Stored dataset items
* * *

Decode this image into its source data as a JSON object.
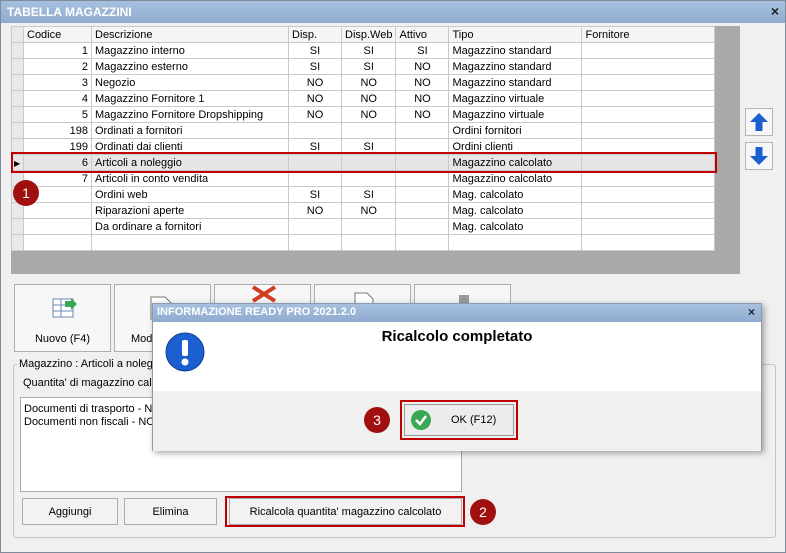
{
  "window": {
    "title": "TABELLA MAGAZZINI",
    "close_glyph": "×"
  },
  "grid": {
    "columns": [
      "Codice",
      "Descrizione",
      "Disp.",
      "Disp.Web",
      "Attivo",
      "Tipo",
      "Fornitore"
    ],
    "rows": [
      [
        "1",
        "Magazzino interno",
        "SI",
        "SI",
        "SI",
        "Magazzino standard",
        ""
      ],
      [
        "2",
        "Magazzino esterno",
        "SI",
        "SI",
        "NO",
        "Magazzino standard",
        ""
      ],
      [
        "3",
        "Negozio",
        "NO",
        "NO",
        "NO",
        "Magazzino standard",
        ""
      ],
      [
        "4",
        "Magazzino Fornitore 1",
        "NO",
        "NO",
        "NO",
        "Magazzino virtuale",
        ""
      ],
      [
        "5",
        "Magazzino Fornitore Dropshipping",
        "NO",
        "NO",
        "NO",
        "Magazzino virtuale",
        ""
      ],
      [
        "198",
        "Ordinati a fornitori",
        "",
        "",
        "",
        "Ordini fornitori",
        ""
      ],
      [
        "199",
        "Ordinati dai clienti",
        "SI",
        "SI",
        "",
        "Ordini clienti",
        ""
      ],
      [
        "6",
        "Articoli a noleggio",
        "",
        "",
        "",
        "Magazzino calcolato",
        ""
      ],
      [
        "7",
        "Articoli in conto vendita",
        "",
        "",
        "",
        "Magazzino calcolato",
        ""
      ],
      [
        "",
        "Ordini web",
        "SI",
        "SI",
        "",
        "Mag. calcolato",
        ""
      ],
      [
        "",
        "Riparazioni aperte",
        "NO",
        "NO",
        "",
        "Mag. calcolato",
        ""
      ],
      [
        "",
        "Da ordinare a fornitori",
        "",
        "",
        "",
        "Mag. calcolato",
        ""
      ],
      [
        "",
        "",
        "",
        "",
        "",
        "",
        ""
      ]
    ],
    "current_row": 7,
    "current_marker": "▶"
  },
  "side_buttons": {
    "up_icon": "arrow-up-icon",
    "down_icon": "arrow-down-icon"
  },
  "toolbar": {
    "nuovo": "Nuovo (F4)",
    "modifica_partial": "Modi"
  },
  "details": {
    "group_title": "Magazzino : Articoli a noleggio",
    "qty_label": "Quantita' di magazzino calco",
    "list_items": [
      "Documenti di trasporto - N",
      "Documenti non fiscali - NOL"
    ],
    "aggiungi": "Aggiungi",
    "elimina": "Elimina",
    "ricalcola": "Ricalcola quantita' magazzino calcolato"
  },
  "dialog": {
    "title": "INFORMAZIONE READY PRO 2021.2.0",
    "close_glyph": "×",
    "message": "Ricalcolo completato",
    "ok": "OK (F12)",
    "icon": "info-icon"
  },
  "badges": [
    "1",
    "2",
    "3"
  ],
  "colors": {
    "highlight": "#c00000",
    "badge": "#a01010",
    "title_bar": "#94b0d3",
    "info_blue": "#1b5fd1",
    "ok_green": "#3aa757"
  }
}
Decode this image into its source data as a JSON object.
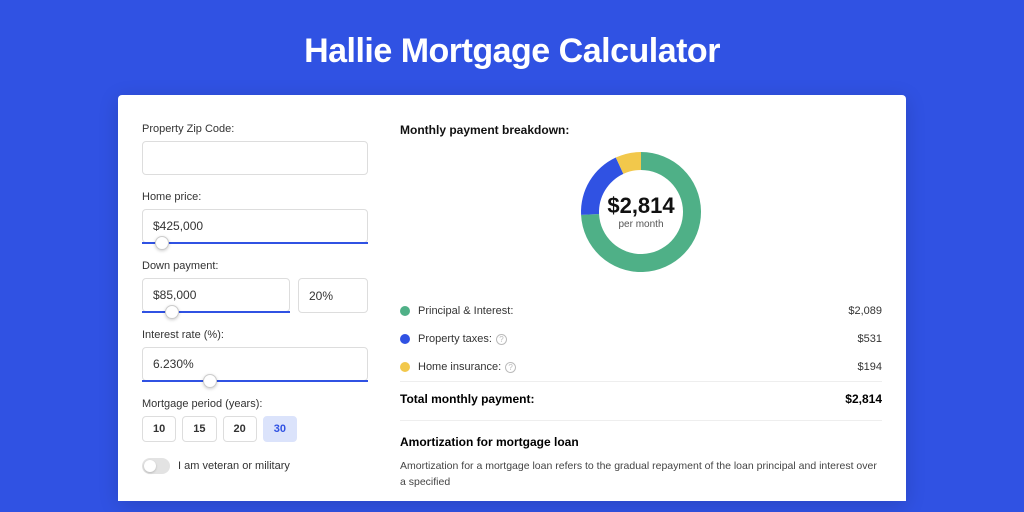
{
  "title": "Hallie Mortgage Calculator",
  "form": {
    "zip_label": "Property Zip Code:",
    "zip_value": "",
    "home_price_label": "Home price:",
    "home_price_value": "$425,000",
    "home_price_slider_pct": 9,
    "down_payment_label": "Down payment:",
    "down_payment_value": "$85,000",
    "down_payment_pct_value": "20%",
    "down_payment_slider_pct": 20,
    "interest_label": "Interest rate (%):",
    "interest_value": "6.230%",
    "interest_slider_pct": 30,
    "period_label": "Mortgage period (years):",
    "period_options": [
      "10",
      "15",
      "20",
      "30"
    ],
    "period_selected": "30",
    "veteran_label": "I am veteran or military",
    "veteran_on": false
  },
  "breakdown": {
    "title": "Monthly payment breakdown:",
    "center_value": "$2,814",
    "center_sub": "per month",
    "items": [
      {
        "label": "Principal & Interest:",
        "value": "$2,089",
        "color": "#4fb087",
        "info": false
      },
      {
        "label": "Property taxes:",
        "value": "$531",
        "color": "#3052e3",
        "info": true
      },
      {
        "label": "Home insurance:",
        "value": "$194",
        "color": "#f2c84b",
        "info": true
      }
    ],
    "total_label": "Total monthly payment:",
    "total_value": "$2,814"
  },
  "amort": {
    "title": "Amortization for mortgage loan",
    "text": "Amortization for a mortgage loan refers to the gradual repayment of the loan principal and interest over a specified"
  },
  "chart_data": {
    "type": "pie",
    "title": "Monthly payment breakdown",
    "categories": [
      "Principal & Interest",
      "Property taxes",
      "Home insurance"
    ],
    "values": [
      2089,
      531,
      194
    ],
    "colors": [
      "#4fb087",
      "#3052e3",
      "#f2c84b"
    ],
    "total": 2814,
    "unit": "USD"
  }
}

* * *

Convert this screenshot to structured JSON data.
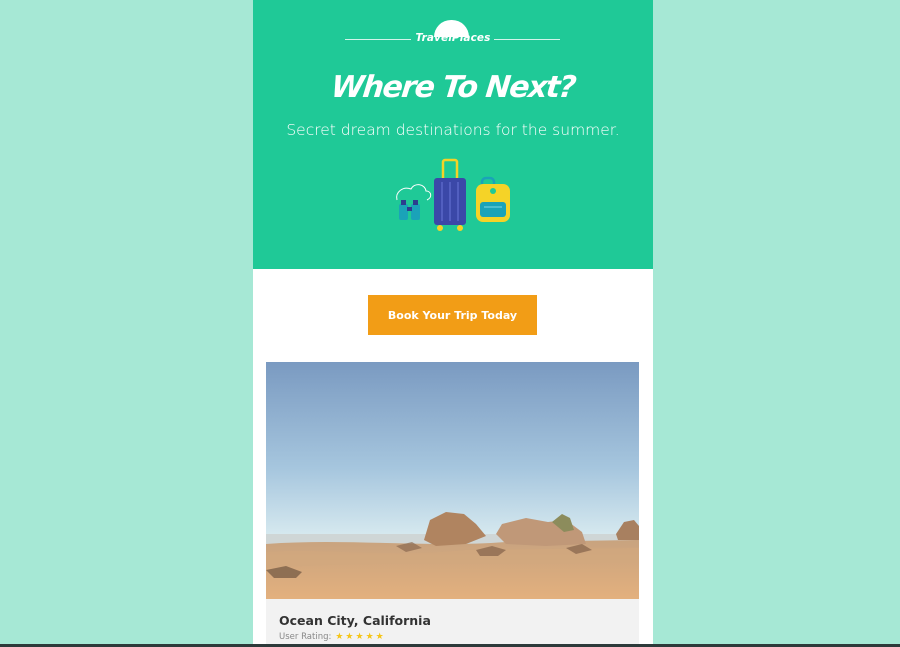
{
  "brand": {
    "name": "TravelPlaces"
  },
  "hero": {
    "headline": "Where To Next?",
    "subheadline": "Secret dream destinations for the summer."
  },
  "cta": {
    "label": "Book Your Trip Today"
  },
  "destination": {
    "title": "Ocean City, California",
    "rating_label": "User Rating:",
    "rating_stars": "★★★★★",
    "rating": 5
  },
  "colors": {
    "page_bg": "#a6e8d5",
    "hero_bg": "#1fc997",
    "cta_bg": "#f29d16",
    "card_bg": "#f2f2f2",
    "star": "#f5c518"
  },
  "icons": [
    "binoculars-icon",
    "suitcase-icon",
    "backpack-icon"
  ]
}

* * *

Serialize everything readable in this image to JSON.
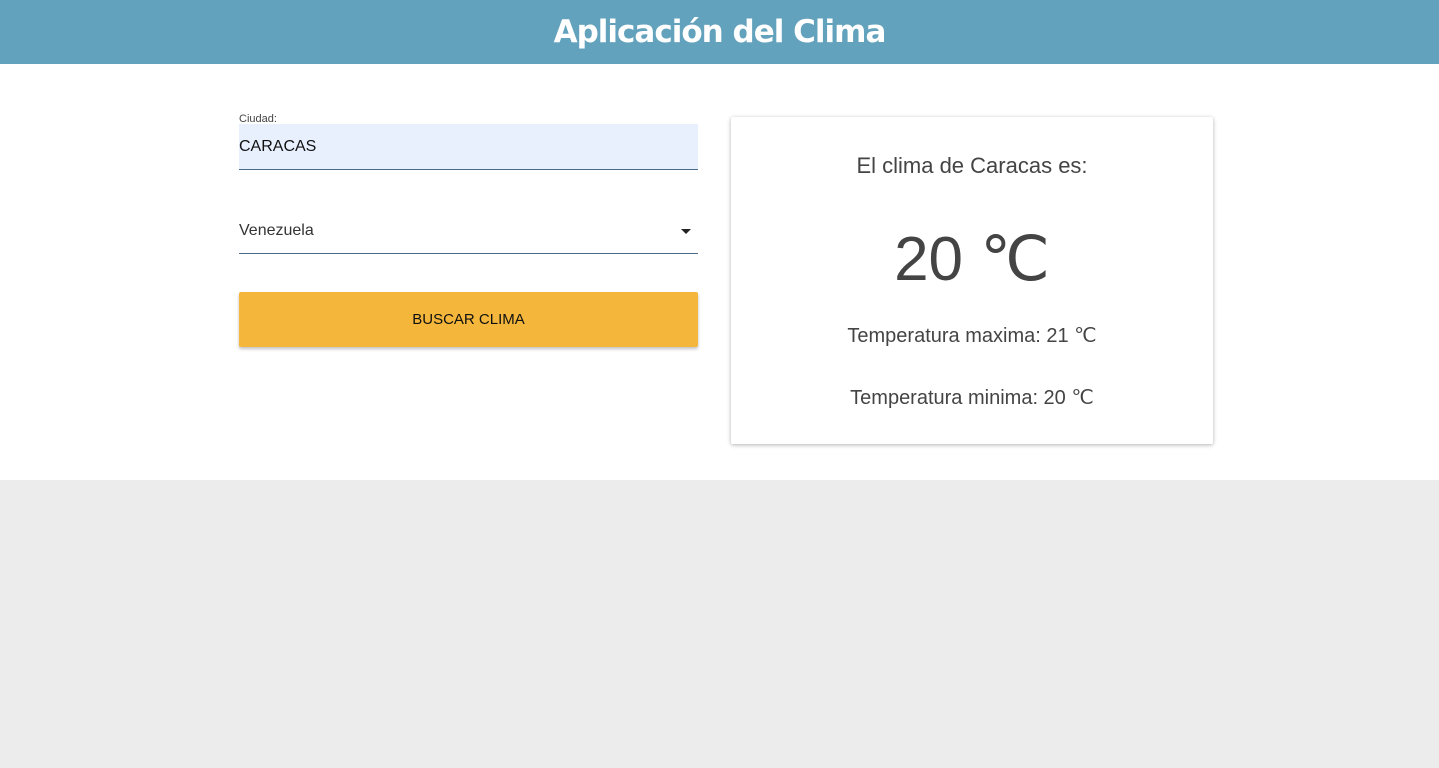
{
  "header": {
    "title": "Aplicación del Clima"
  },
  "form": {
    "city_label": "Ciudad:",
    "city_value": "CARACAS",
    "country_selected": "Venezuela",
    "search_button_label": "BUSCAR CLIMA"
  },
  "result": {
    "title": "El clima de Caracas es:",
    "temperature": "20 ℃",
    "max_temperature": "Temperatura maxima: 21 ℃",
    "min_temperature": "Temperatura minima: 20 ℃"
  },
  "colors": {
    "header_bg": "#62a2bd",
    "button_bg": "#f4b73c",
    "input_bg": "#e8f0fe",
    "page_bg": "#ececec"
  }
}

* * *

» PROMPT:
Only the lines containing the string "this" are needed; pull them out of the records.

» WRITTEN RESPONSE:
Decode this image into its source data as a JSON object.
Decode this image into its source data as a JSON object.
Convert this screenshot to structured JSON data.
Serialize everything readable in this image to JSON.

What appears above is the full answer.